New research released by Shelter’s social housing commission shows 55% of families trapped in temporary accommodation are working. That’s equivalent to more than 33,000 families. This has increased by 73% since 2013.
This story comes as the government is set to release a green paper on social housing next week.
The trend in ‘working homelessness’ is being driven by a combination of expensive private rents, the on-going freeze on housing benefit and a chronic lack of social homes. That’s why Shelter has launched a commission into social housing and how it might ease the housing crisis, with bold new recommendations that will be presented to party leaders later in the year.
Fifty-five per cent of homeless families trapped in temporary accommodation are actually working, according to new research released by Shelter’s social housing commission.
Based on freedom of information requests, the exclusive analysis shows that more than 33,000 families are holding down a job despite having nowhere stable to live. This has increased by 73% since 2013 when it was 19,000 families.
This trend in ‘working homelessness’ is being driven by a combination of expensive private rents, the on-going freeze on housing benefit and a chronic lack of social homes.
High housing costs are a major area of concern for many working families, particularly those in low-paid, part-time or contract jobs. In fact, losing a tenancy is now the single biggest cause of homelessness in the country – accounting for 27% of all households accepted as homeless in the last year.
With hundreds of thousands of working families struggling to keep a roof over their heads, the charity’s commission – the Big Conversation – will make bold recommendations on the role social housing needs to play in easing the housing crisis.
Polly Neate, CEO of Shelter, said: “It’s disgraceful that even when families are working every hour they can, they’re still forced to live through the grim reality of homelessness.
“In many cases, these are parents who work all day or night before returning to a cramped hostel or B&B where their whole family is forced to share a room.

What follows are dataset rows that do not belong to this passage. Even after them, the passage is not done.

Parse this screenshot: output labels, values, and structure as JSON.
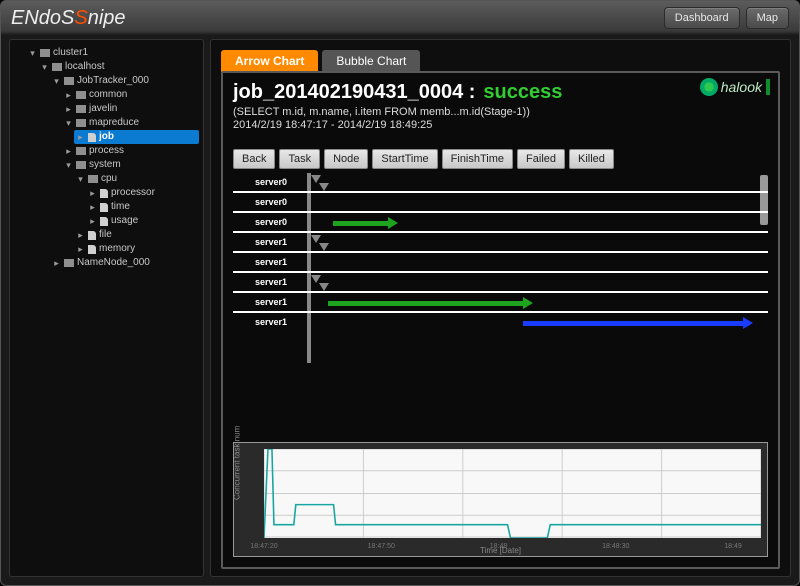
{
  "app": {
    "name_pre": "EN",
    "name_mid": "doS",
    "name_post": "nipe"
  },
  "topbar": {
    "dashboard": "Dashboard",
    "map": "Map"
  },
  "tree": {
    "root": "cluster1",
    "localhost": "localhost",
    "jobtracker": "JobTracker_000",
    "common": "common",
    "javelin": "javelin",
    "mapreduce": "mapreduce",
    "job": "job",
    "process": "process",
    "system": "system",
    "cpu": "cpu",
    "processor": "processor",
    "time": "time",
    "usage": "usage",
    "file": "file",
    "memory": "memory",
    "namenode": "NameNode_000"
  },
  "tabs": {
    "arrow": "Arrow Chart",
    "bubble": "Bubble Chart"
  },
  "branding": "halook",
  "job": {
    "title": "job_201402190431_0004 :",
    "status": "success",
    "query": "(SELECT m.id, m.name, i.item FROM memb...m.id(Stage-1))",
    "timerange": "2014/2/19 18:47:17 - 2014/2/19 18:49:25"
  },
  "toolbar": {
    "back": "Back",
    "task": "Task",
    "node": "Node",
    "start": "StartTime",
    "finish": "FinishTime",
    "failed": "Failed",
    "killed": "Killed"
  },
  "chart_data": {
    "arrow": {
      "type": "gantt-arrow",
      "rows": [
        {
          "server": "server0",
          "arrow": null,
          "markers": 2
        },
        {
          "server": "server0",
          "arrow": null,
          "markers": 0
        },
        {
          "server": "server0",
          "arrow": {
            "start": 100,
            "end": 165,
            "color": "#1ea31e"
          },
          "markers": 0
        },
        {
          "server": "server1",
          "arrow": null,
          "markers": 2
        },
        {
          "server": "server1",
          "arrow": null,
          "markers": 0
        },
        {
          "server": "server1",
          "arrow": null,
          "markers": 2
        },
        {
          "server": "server1",
          "arrow": {
            "start": 95,
            "end": 300,
            "color": "#1ea31e"
          },
          "markers": 0
        },
        {
          "server": "server1",
          "arrow": {
            "start": 290,
            "end": 520,
            "color": "#1a3cff"
          },
          "markers": 0
        }
      ]
    },
    "line": {
      "type": "line",
      "ylabel": "Concurrent task num",
      "xlabel": "Time [Date]",
      "x_ticks": [
        "18:47:20",
        "18:47:50",
        "18:48",
        "18:48:30",
        "18:49"
      ],
      "ylim": [
        0,
        4
      ],
      "points": [
        [
          0,
          0
        ],
        [
          4,
          4
        ],
        [
          8,
          4
        ],
        [
          10,
          0.6
        ],
        [
          30,
          0.6
        ],
        [
          32,
          1.5
        ],
        [
          70,
          1.5
        ],
        [
          72,
          0.6
        ],
        [
          245,
          0.6
        ],
        [
          248,
          0
        ],
        [
          285,
          0
        ],
        [
          288,
          0.6
        ],
        [
          500,
          0.6
        ]
      ]
    }
  }
}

A room with no space for normal family life like cooking, playing or doing homework.”
“We cannot allow struggling families to slip through the cracks created by our housing crisis – the government must urgently come up with a new plan for social housing that delivers the genuinely affordable homes we desperately need. Our commission on the future of social housing will be calling for bold solutions, because more of the same is simply not good enough”
Case Study: Mary Smith, 47, lives in temporary accommodation in Watford with her three sons. They became homeless after being evicted by their landlord. Mary works full time in a shoe shop, but still can’t afford to rent privately.
Mary said: “I was brought up by a very proud Irish woman, and taught that you don’t discuss things like your finances – so letting my colleagues at work know what’s happening is very hard. Luckily, I have an understanding manager now, but I nearly lost my job when I first became homeless because the transport links from my hostel were so bad.
“We’ve lived in three different temporary places in two years, and it’s been really tough on the children. Sometimes, I even think that I don’t want to wake up in the morning, but I do. I get on with it because I have other people relying on me.
“I’m not hopeful for our future. I think it’s going to be this constant, vicious circle of moving from temporary place to temporary place, when all my family want is to settle down. We don’t want a palace, we just want a place that we can call home.”
Source of information Shelter.